Simple persistence and putting in a little extra effort to check the enrollment figures on a regular basis usually results in a schedule you can at least live with. Remember, however, that creating the ideal schedule is more complicated than just getting the class you want, as second-year College student Jenny Kennedy quickly discovered.
"Going into first semester, I thought that little one-hour breaks between classes seemed like a great idea, but later realized that they're more of a pain than anything else," Kennedy said. "An hour is too short to go back to the dorms to chill or work, and too long to do absolutely nothing, so it's just wasted time."
Once the perfect schedule has been secured, many upperclassmen rank going to office hours and getting to know their professors as a top priority.
"Visiting office hours will make your education better," Rushing said. "The teacher will know you, you learn more, and often you will make a much-needed friend and a connection for down the road."
Second-year College student Matt Axelrod reminds rising first years that by visiting office hours "not only will you get to know the person that will be deciding your fate, you now have an in on the grading process. Get cracking!"
When it comes to studying, everyone has their favorite locale, as many students find dorm rooms particularly distracting for engaging in serious studying. Rushing claims "Alderman stacks, 1B New, is best for exam studying," while second-year College student Dalainna Fralick is loyal to the Psychology Library. Remember, too, that when it gets down to the wire, Clemons maintains 24-hour final exam hours, and littlejohn's, a sandwich shop on the Corner, is open 24 hours year-round to satisfy the weary student's stomach.
littlejohn's is, in fact, the only 24-hour eatery within walking distance to first-year dorms. Gumby's Pizza on the Corner offers cheap eats relatively late at night, and they also deliver.

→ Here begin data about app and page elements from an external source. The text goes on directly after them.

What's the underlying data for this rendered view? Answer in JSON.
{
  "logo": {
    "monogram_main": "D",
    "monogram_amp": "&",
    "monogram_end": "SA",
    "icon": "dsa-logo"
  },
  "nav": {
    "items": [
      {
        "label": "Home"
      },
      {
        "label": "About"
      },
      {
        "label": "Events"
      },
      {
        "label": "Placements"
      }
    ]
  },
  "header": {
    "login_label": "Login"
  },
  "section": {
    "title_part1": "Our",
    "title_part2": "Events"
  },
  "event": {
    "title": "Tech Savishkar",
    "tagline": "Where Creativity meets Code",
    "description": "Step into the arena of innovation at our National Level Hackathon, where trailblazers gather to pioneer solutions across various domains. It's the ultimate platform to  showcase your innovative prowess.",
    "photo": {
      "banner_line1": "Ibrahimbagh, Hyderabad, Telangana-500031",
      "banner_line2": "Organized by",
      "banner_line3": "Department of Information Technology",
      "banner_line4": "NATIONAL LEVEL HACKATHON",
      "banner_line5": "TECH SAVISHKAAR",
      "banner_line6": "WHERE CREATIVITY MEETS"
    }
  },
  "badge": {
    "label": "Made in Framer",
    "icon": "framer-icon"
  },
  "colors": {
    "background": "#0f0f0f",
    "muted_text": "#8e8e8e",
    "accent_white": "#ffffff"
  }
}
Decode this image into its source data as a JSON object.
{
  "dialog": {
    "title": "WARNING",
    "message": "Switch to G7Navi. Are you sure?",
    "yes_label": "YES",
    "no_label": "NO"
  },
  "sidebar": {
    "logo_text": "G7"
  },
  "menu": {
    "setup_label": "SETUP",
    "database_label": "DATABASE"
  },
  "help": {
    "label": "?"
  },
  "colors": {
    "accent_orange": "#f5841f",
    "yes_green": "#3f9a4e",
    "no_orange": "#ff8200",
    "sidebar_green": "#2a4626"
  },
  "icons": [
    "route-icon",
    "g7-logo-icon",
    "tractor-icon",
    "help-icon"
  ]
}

It doesn't take long for many Rugby- Road bound first years to discover the wonder of Arch's, a frozen yogurt shop on the Corner which blends the cold concoction with any ingredient. The Corner also is home to some lesser-known restaurants, such as Martha's Cafe, a quaint blue house Elliewood Avenue to an affordable and unique menu. Axelrod was most impressed by the restaurant's bathroom, which "has fish in the bathtub."
When it comes to food actually on-Grounds, first-years are often more limited in selection. But don't think that Pavilion XI and Observatory Hill Dining Hall are the end-all-be-all of the underclassmen eating experience. Check out the Bakery at Newcomb Hall, the Poolside Cafe at the AFC, or even the vegetarian bar in the Backroom Cafe. All of these places offer an alternative to the typical burgers and fries, and they accept Plus Dollars. The Treehouse is home to the Root Cellar, a small convenience store with milk and other useful food staples, and it also takes Plus Dollars. Remember, though, that it doesn't open until 4 p.m. on Saturdays.
Rushing reminds first years of another choice many opt to take. Since first years must choose from the unlimited, Plus 15 or Plus 13 meal plans their first semester, after a semester of wasted food, many look for a better deal.
"You can decrease your meal plan [to Plus 10] after the first semester!" Rushing said.
Now that your meals are set for the next year, the smart first year will remember to plan even further into the future.
"Out-of-staters need to know that the majority of people go out of town for fall break and Thanksgiving, so you need to buy your plane tickets early," Wilson said.
But don't leave Charlottesville too quickly, especially if you're planning on living off-Grounds during your second year. Many students begin the search for an apartment of house only a couple months into their first year. "Get housing for second year early if you are living off-Grounds," Rushing said. "The good ones go fast"